I like praise, don’t get me wrong, but the one’s that really stick with me are the “thank you"s. A young black dad came up to the table and told me about how he had been dying to get his daughter into comic books but she just hadn’t been interested, but that now Princeless was their bedtime story. A mother thanked me for giving her a comic that her daughter could read and see herself represented and told me how she wished she had had a book like that when she was a girl. One girl called thank you to me as she took her comics and had barely turned around before she was busting them out of the plastic so that she could sit down in the grass and read them. My wife’s cousin showed up and stood behind the table with me so he could brag to his friends that he was really related to a comic book writer. He told me I was his coolest relative (I asked who I beat out and it turned out it was his dad. Oops!). Okay, maybe that last one was a bit shallow.
But, man, this is the good stuff. Comics are so much further than they were even a few years ago. It feel like we’ve made huge strides just since last year. Just since i wrote that silly letter to comics for Bleeding Cool talking about how my daughter deserved better.

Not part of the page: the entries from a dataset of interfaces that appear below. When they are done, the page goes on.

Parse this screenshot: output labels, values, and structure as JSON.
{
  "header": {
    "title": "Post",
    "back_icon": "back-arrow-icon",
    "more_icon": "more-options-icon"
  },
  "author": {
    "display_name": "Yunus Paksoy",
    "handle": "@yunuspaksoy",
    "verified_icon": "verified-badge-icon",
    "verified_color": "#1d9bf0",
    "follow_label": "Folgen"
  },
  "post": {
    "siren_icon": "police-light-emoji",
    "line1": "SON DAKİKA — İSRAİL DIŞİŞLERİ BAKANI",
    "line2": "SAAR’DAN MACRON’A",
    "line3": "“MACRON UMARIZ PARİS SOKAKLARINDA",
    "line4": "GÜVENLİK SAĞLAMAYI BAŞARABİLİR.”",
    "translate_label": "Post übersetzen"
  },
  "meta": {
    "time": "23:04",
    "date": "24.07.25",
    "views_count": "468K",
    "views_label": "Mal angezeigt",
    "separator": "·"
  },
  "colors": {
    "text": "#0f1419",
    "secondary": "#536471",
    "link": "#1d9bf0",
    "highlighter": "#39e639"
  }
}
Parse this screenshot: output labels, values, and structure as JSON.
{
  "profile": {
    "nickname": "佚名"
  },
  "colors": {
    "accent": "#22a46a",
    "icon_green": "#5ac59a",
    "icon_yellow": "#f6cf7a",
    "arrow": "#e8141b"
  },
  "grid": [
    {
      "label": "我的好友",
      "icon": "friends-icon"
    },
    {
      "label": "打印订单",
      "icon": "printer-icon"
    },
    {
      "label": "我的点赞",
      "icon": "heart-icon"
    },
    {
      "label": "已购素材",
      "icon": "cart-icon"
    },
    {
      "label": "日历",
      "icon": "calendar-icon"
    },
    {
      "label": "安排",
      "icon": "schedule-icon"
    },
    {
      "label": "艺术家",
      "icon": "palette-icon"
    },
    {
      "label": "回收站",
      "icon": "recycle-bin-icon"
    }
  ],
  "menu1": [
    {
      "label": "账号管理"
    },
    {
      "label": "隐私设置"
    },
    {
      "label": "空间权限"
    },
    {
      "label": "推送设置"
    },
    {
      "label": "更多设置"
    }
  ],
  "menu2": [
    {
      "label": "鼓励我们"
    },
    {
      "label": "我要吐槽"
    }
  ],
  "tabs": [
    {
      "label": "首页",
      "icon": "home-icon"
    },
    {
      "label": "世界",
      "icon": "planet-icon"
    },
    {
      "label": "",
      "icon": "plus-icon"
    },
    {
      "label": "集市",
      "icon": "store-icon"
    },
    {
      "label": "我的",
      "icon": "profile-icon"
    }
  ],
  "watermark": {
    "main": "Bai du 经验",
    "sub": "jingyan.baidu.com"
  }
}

At the end of the day, there were only 6 boxes on one table. I went over to look at what was left and discovered that three of those boxes were comics from last year. Around six p.m. there was nobody left but a handful of artists. We sat around and chatted about comics and things and I enjoyed myself. I didn’t have much to pack up, except for the Storm action figure that the store owner gave me after I declared that "I want it, but I’m not going to pay $25 for it to hand it over to my daughter. She’s still too rough on these things.” He handed it to me and declared that I could have it, but that it was for my daughter and not me. And as I packed up I was thinking about that statement. Then one of the guys was reading something from a note he had received with a long string of curse words in it, and I suddenly became super aware of who was around. Turns out, just a bunch of 20-50 something white men. Now that all of the comics buyers had left it was just a handful of comics writers and artists. No women. Not even any people of color. And as I threw my backpack over my shoulder, that thought reminded me that this isn’t over. There are bright shining beacons in the comics industry. Women and men of color who are doing comics for everyone to see. But not at this show. It dawned on me to wonder if all of these girls that had come to my table had noticed. It made me wonder if they would love my book and put it on the shelf or if it would inspire them to write something themselves.
You’ll have to pardon my sentimentalism guys. It’s been a long good day of comics and I can’t stop thinking about all the kids who are in bed right now reading their haul from today. I hope they turn that into creativity. I hope they know that they can make something that inspires others.